This country has a physician shortage. It’s no mystery - the Association of American Medical Colleges estimates that we will fall short nearly 122,000 physicians by 2032 as demand for doctors continues to grow faster than supply. And yet we rank toward the bottom of developed countries in terms of the number of physicians we produce for our population.
About a quarter of practicing physicians in the United States today are foreign medical graduates, and in geriatric fields, that number is much higher: nearly half. International medical grads are not just essential to filling the huge gaps in the American healthcare system, they are a vital part of making it better. One doctor wrote,
“As a physician who graduated from a domestic medical school, I’ve often heard others disparaging doctors who went to medical school outside the country as if they were inferior. Those complaints are not supported by data. A study from Health Affairs in 2010 found that patients with congestive heart failure or myocardial infarction had lower mortality rates when treated by doctors who were foreign medical graduates. Another from earlier this year in the BMJ found that older patients who were treated by foreign medical graduates had lower mortality as well, even though they seemed to be sicker in general.” (New York Times)
Despite the fact that international medical grads fill a critical shortfall in the US healthcare system, and the fact that they generally outperform US-educated physicians, there are still huge barriers to these doctors practicing in the United States. Strict policies around medical licensing mean jumping through a variety of hoops.

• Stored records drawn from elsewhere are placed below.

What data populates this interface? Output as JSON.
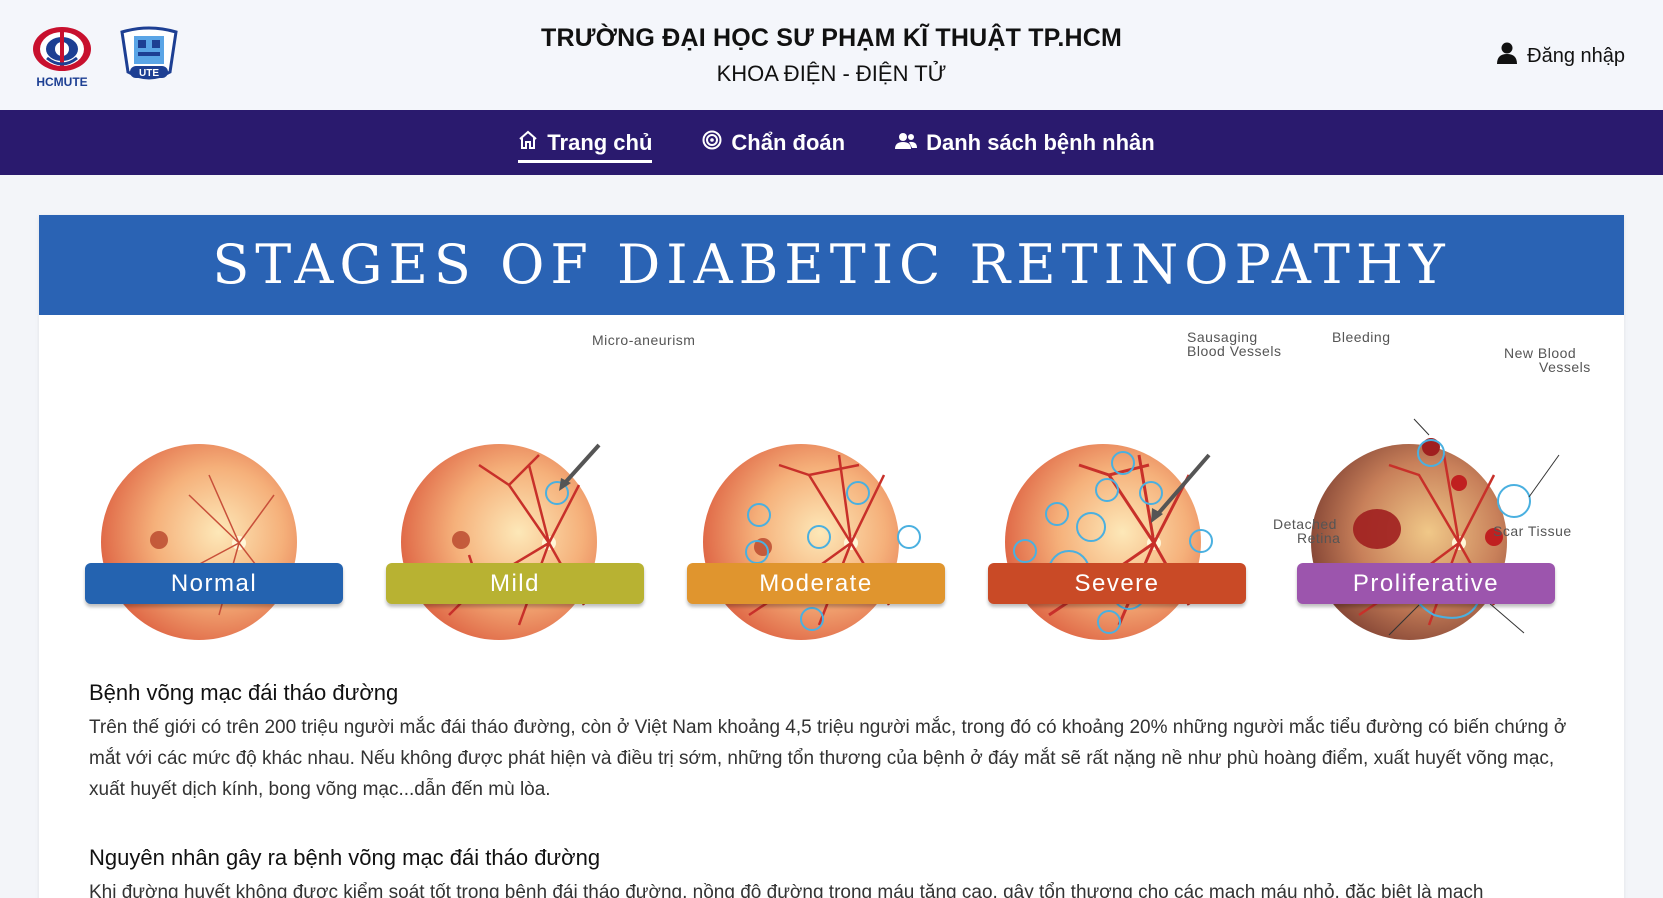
{
  "header": {
    "logo_left_text": "HCMUTE",
    "logo_right_text": "UTE",
    "university": "TRƯỜNG ĐẠI HỌC SƯ PHẠM KĨ THUẬT TP.HCM",
    "faculty": "KHOA ĐIỆN - ĐIỆN TỬ",
    "login_label": "Đăng nhập",
    "login_icon": "user-icon"
  },
  "nav": {
    "items": [
      {
        "label": "Trang chủ",
        "icon": "home-icon",
        "active": true
      },
      {
        "label": "Chẩn đoán",
        "icon": "target-icon",
        "active": false
      },
      {
        "label": "Danh sách bệnh nhân",
        "icon": "users-icon",
        "active": false
      }
    ],
    "background": "#2a1a6e"
  },
  "banner": {
    "title": "STAGES OF DIABETIC RETINOPATHY",
    "background": "#2a63b4"
  },
  "stages": [
    {
      "label": "Normal",
      "color": "#2463b0"
    },
    {
      "label": "Mild",
      "color": "#b8b232"
    },
    {
      "label": "Moderate",
      "color": "#e0952e"
    },
    {
      "label": "Severe",
      "color": "#c94a26"
    },
    {
      "label": "Proliferative",
      "color": "#9c55ad"
    }
  ],
  "annotations": {
    "micro_aneurism": "Micro-aneurism",
    "sausaging_1": "Sausaging",
    "sausaging_2": "Blood Vessels",
    "bleeding": "Bleeding",
    "new_blood_1": "New Blood",
    "new_blood_2": "Vessels",
    "detached_1": "Detached",
    "detached_2": "Retina",
    "scar_tissue": "Scar Tissue"
  },
  "sections": [
    {
      "heading": "Bệnh võng mạc đái tháo đường",
      "body": "Trên thế giới có trên 200 triệu người mắc đái tháo đường, còn ở Việt Nam khoảng 4,5 triệu người mắc, trong đó có khoảng 20% những người mắc tiểu đường có biến chứng ở mắt với các mức độ khác nhau. Nếu không được phát hiện và điều trị sớm, những tổn thương của bệnh ở đáy mắt sẽ rất nặng nề như phù hoàng điểm, xuất huyết võng mạc, xuất huyết dịch kính, bong võng mạc...dẫn đến mù lòa."
    },
    {
      "heading": "Nguyên nhân gây ra bệnh võng mạc đái tháo đường",
      "body": "Khi đường huyết không được kiểm soát tốt trong bệnh đái tháo đường, nồng độ đường trong máu tăng cao, gây tổn thương cho các mạch máu nhỏ, đặc biệt là mạch"
    }
  ]
}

International medical grads have to:
Obtain a visa (which can be difficult in the first place);
Pass the first two steps of the US Medical-Licensing Exam (USMLE);
Get certified by the Education Commission for Foreign Medical Graduates (ECFMG);
Match into a US or Canadian residency program; and finally,
Pass step three of the USMLE.
Any one of these steps could delay a physician by years, and many don’t see tremendous value in repeating residencies they may have already completed as part of their previous medical training.
In fact, some groups estimate that there are as many as 65,000 unlicensed foreign-trained doctors across the US, many of whom practiced for years in their home countries, but can’t practice in the US because of the restrictive system. Added to that reality is the fact that US residency programs are very competitive, and that additional spots have not been added since funding was capped twenty years ago.
Some doctors try for a decade or more to break into practice in the US, and many are ultimately defeated, ending up in healthcare-adjacent fields, menial work, or anything that can provide a paycheck.
That’s why Skilled Wound Care wants to hire international medical grads. We are actively seeking, recruiting, and hiring physicians from across the globe to work in our mobile surgical practice. If you think that you might be a good fit, please contact us - we want to hear from you!
Skilled Wound Care is a mobile surgical practice committed to transforming the chronic wound care model in nursing facilities. Wound care experts make weekly bedside visits to patients in long-term care facilities, avoiding transfers to hospitals or clinics. Our expert physicians give patients the most up-to-date and effective wound treatments, and educate facility staff on how to help patients continue to heal quickly and effectively between visits. This model of collaborative care allows SWC’s physicians to improve patients’ lives and health outcomes, to empower nursing staff, and to raise public awareness. Skilled Wound Care, along with its nurse and nursing home partners, is working every day to positively transform traditional nursing home wound care.